DATA FOR THIS TASK —
========================================================================

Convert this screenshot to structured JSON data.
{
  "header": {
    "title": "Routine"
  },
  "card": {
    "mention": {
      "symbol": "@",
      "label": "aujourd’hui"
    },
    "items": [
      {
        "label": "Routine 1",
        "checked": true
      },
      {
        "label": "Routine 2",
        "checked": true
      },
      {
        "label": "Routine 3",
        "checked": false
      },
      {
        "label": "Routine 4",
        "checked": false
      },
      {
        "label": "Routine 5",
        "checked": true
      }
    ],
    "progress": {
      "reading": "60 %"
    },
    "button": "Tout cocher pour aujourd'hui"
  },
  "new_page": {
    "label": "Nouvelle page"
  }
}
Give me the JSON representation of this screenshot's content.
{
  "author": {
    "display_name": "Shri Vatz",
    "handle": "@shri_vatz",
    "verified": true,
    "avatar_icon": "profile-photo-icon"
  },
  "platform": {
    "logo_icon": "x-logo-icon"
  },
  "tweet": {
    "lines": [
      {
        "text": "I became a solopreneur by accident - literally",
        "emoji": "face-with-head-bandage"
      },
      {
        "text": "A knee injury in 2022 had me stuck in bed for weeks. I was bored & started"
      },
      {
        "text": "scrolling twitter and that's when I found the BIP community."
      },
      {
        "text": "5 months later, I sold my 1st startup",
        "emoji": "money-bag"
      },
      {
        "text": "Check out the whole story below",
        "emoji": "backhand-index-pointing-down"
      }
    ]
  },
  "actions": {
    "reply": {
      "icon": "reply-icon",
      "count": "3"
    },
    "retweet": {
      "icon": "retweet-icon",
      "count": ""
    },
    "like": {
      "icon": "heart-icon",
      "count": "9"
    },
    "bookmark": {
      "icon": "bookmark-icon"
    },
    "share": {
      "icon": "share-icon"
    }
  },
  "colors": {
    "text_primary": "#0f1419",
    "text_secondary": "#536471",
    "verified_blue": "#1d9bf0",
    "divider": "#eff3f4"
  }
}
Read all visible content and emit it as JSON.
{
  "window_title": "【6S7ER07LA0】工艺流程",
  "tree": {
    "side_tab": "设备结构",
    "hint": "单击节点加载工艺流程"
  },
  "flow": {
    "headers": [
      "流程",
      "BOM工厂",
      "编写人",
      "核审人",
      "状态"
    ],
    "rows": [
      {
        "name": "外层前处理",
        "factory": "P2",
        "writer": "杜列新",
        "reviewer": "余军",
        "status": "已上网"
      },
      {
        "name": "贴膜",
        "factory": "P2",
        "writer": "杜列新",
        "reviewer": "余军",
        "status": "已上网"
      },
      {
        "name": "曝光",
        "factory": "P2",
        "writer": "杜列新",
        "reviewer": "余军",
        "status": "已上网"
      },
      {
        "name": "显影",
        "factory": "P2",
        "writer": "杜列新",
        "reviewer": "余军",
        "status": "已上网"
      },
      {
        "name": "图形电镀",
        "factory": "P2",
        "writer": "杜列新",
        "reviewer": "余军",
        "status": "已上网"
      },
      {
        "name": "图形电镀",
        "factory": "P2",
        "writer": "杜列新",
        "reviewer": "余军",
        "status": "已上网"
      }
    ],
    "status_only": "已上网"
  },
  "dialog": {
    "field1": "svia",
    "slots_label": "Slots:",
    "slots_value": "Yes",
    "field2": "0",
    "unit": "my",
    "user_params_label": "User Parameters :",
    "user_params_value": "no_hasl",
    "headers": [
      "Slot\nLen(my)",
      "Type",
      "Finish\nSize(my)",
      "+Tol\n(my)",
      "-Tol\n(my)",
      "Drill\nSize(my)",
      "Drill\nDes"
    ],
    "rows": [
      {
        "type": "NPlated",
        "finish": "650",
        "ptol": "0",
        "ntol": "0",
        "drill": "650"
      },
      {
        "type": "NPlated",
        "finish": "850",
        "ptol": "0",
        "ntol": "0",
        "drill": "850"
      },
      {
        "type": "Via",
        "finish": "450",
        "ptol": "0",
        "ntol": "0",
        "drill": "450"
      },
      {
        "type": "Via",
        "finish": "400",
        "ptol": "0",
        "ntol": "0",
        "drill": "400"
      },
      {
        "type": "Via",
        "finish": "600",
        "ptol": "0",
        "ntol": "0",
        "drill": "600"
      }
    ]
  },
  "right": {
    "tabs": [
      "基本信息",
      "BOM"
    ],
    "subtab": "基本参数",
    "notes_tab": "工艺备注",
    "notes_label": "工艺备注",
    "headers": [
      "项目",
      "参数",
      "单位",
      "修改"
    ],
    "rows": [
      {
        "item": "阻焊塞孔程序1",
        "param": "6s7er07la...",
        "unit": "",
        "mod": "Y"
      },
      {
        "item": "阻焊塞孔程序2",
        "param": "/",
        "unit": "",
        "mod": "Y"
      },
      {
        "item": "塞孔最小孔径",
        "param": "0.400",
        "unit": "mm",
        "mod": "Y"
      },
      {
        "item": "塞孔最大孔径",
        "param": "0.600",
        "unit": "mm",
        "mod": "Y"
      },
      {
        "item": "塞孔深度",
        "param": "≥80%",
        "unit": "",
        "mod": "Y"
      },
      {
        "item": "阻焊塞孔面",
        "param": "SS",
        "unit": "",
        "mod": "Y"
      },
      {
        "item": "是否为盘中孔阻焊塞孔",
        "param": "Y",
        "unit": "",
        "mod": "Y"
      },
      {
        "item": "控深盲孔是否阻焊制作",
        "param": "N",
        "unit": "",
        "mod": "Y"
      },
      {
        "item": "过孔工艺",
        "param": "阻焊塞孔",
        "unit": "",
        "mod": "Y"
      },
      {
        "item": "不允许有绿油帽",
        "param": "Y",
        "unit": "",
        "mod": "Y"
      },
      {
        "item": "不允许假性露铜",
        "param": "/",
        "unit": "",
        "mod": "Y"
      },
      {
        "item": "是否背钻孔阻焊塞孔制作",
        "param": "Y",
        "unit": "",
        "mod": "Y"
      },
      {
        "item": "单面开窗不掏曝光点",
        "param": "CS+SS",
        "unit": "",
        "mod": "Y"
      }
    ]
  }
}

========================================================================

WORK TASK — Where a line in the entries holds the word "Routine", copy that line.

OUTPUT OF THE EXERCISE —
    "title": "Routine"
        "label": "Routine 1",
        "label": "Routine 2",
        "label": "Routine 3",
        "label": "Routine 4",
        "label": "Routine 5",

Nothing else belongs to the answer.